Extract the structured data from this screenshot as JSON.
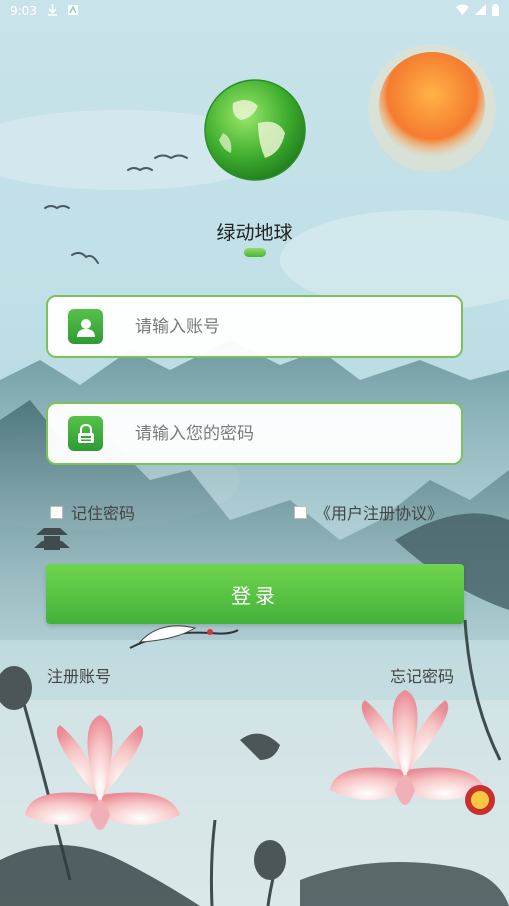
{
  "status_bar": {
    "time": "9:03"
  },
  "app": {
    "title": "绿动地球"
  },
  "form": {
    "account_placeholder": "请输入账号",
    "password_placeholder": "请输入您的密码",
    "remember_label": "记住密码",
    "agreement_label": "《用户注册协议》",
    "login_label": "登录",
    "register_label": "注册账号",
    "forgot_label": "忘记密码"
  },
  "icons": {
    "account": "user-icon",
    "password": "lock-icon",
    "globe": "globe-icon",
    "sun": "sun-icon"
  },
  "colors": {
    "accent": "#4fb23a",
    "field_border": "#7cc25c"
  }
}
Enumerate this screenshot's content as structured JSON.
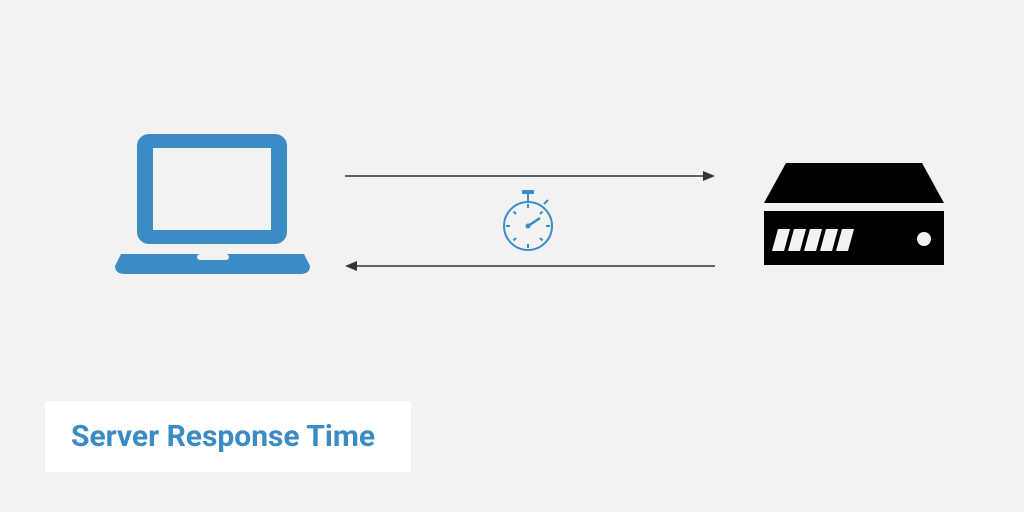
{
  "title": "Server Response Time",
  "colors": {
    "accent": "#3b8bc4",
    "fg": "#000000",
    "bg": "#f2f2f2",
    "panel": "#ffffff",
    "arrow": "#333333"
  },
  "icons": {
    "laptop": "laptop-icon",
    "server": "server-icon",
    "stopwatch": "stopwatch-icon"
  }
}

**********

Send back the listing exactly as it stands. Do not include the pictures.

Extract the structured data from this screenshot as JSON.
{
  "status_bar": {
    "time": "9:03"
  },
  "app": {
    "title": "绿动地球"
  },
  "form": {
    "account_placeholder": "请输入账号",
    "password_placeholder": "请输入您的密码",
    "remember_label": "记住密码",
    "agreement_label": "《用户注册协议》",
    "login_label": "登录",
    "register_label": "注册账号",
    "forgot_label": "忘记密码"
  },
  "icons": {
    "account": "user-icon",
    "password": "lock-icon",
    "globe": "globe-icon",
    "sun": "sun-icon"
  },
  "colors": {
    "accent": "#4fb23a",
    "field_border": "#7cc25c"
  }
}
Enumerate this screenshot's content as structured JSON.
{
  "title": "Server Response Time",
  "colors": {
    "accent": "#3b8bc4",
    "fg": "#000000",
    "bg": "#f2f2f2",
    "panel": "#ffffff",
    "arrow": "#333333"
  },
  "icons": {
    "laptop": "laptop-icon",
    "server": "server-icon",
    "stopwatch": "stopwatch-icon"
  }
}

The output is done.